Lawyers for ClientEarth have brought a derivative action against Shell in the UK courts. This is a claim on behalf of shareholders that alleges a breach of duty by the board of directors. In essence, ClientEarth is pursuing legal action against its directors for their stewardship of its operations, in order to enforce action on its sustainability goals.

Several large corporations have also been hit with allegations of ‘greenwashing’ (claiming their products are sustainably sourced without proof to back up these assertions).

High street retailer H&M for example is facing a class action lawsuit (opens a new window) in the state of New York for claims its advertising is “designed to mislead consumers about its products’ environmental attributes”. It sold several items under its “conscious choice” range, claiming those products are made with “at least 50% more sustainable materials”.

The Norwegian Consumer Agency (NCA, Forbrukertilsynet) has brought a similar claim (opens a new window) against the retailer, as well as against outdoor clothing brand Norrøna. The NCA alleges the brand’s use of the sustainability index HIGG MSI is insufficient proof of its stated sustainability credentials.

Potential disclosure pitfalls

The three biggest risks in falling foul of regulation can be broadly broken down into three categories:
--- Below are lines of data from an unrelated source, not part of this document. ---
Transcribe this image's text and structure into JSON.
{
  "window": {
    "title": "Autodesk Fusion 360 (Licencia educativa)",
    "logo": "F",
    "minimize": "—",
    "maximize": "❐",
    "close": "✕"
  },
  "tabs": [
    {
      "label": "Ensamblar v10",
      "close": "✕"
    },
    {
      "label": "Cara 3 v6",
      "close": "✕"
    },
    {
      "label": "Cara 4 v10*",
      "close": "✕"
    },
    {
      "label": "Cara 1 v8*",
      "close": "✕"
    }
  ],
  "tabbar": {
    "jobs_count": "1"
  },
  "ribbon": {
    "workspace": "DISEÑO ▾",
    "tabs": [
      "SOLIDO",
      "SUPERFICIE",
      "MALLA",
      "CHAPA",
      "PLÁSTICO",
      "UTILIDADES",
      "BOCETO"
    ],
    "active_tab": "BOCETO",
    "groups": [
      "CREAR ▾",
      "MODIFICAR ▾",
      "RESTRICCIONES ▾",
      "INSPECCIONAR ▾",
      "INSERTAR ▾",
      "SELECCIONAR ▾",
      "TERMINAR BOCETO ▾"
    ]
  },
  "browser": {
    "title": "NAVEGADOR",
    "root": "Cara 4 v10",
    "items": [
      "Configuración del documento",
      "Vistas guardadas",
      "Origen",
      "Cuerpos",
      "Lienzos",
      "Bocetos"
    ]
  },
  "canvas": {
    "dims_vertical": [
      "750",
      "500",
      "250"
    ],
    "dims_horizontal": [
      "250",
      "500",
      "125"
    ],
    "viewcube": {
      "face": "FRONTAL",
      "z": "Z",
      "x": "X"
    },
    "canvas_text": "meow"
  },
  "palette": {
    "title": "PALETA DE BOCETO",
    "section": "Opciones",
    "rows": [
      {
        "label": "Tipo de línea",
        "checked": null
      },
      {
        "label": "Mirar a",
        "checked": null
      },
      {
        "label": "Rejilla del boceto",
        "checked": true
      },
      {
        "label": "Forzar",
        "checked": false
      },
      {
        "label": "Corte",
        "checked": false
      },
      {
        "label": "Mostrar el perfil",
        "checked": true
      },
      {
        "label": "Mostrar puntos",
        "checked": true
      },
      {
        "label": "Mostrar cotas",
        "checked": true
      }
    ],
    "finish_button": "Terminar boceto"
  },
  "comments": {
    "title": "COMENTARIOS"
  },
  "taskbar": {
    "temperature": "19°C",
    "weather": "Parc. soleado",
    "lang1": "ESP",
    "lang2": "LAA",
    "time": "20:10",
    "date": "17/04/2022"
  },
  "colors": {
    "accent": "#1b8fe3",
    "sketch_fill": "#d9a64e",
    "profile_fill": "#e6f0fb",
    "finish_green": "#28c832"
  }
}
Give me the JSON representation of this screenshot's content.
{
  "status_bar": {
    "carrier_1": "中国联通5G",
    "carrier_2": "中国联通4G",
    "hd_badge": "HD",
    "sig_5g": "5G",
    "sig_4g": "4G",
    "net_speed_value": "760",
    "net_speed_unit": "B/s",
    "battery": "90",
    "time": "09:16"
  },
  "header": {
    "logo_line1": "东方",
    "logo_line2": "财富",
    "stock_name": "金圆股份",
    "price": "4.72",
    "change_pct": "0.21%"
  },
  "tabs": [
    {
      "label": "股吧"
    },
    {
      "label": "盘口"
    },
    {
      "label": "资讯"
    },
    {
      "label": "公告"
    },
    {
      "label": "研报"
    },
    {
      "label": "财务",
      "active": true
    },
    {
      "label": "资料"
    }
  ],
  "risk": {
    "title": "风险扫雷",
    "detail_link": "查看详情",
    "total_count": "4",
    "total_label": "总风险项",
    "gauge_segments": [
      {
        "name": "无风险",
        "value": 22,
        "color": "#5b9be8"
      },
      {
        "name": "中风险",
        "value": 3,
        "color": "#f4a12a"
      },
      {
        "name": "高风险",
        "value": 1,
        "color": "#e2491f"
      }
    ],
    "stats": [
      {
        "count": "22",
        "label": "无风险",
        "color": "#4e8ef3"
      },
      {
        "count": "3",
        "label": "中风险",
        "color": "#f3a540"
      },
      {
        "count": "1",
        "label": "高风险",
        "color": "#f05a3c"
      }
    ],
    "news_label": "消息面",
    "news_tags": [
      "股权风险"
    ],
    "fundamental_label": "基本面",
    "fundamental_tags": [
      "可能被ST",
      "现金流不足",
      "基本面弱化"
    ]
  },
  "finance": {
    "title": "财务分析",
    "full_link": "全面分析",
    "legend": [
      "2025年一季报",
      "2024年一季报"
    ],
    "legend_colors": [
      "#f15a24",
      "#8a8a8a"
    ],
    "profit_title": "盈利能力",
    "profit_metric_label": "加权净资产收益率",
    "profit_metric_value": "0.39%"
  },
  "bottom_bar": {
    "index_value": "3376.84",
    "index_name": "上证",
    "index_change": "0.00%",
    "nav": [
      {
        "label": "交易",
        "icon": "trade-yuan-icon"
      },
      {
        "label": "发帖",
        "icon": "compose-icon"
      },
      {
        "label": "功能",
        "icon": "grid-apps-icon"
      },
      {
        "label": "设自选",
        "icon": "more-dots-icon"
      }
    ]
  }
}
  1. Inaccurate reporting of environmental impact, either by accident, or by intent

  2. Misleading claims to stakeholders, clients, or customers on the sustainability credentials of a product or service

  3. Environmental impact in the supply chain

It's important to note that the intent in these endeavours is irrelevant for regulatory bodies, or the actors likely to sue a company. It is therefore important for company directors to ensure proper reporting is taking place, that any claim made in the marketing of products is substantiated and voraciously checked, and that suppliers have the same commitment to sustainability and have the data and credentials to prove it.

Insurance implications

Companies are beholden to the disclosures they make. They may be held liable for any misstatements or false representations made to investors. They could also face legal action, further into the future, if they were to miss climate related targets.

Any inaccuracies in the disclosures can therefore have profound implications on the businesses’ directors’ and officers’ (D&O) liabilities. A fiduciary breach by an executive leaves them personally liable to claims by their shareholders, customers, clients, competitors and any other relevant stakeholder. Back in May, the Bank of England warned (opens a new window) that specialist D&O policies were particularly exposed to climate-related litigation, noting that potential claims could relate to greenwashing, alleged breaches of fiduciary duties, and to the financing of emission heavy industries.

Climate-related legal action, independently of being successful or not, may push corporate insurance costs higher. Insurers underwriting D&O policies are essentially taking a view of how a business is run by its leadership team. Any environmental breach can be a major risk, as it shows either a lack of internal control, or an attempt to manipulate data and messaging.

Underwriters are increasingly asking potential clients questions such as whether their net zero strategy had been independently reviewed or requesting information about climate policies. Insurers will also be keenly aware of how the board of a company is managing the risks associated with climate change. Indeed, large scale insurers now have their own environmental, social, and governance (ESG) marks to hit and covering the activities of a business that hides its environmental impact might be too big a risk to take on. Demonstrating that proper environmental reporting procedure is followed will assuage the fears of insurers and make your business far less of a risk to cover.

For further information, please contact:

Michael Lea, Partner, Head of Management Liability

T: +44 (0)20 7933 2669

E: Michael.lea@lockton.com

Dominic Pilgrim, Vice President, Global Professional & Financial Risks

M: +44 (0)750 076 4812

E: dominic.pilgrim@lockton.com

Andrew Young, Assistant Vice President; Global Professional & Financial Risks

M: +44 (0)7425 616561

E: andrew.young@lockton.com

Richard Ellis, Vice President, Global Professional & Financial Risks

T: +442079331127

E: richard.ellis@lockton.com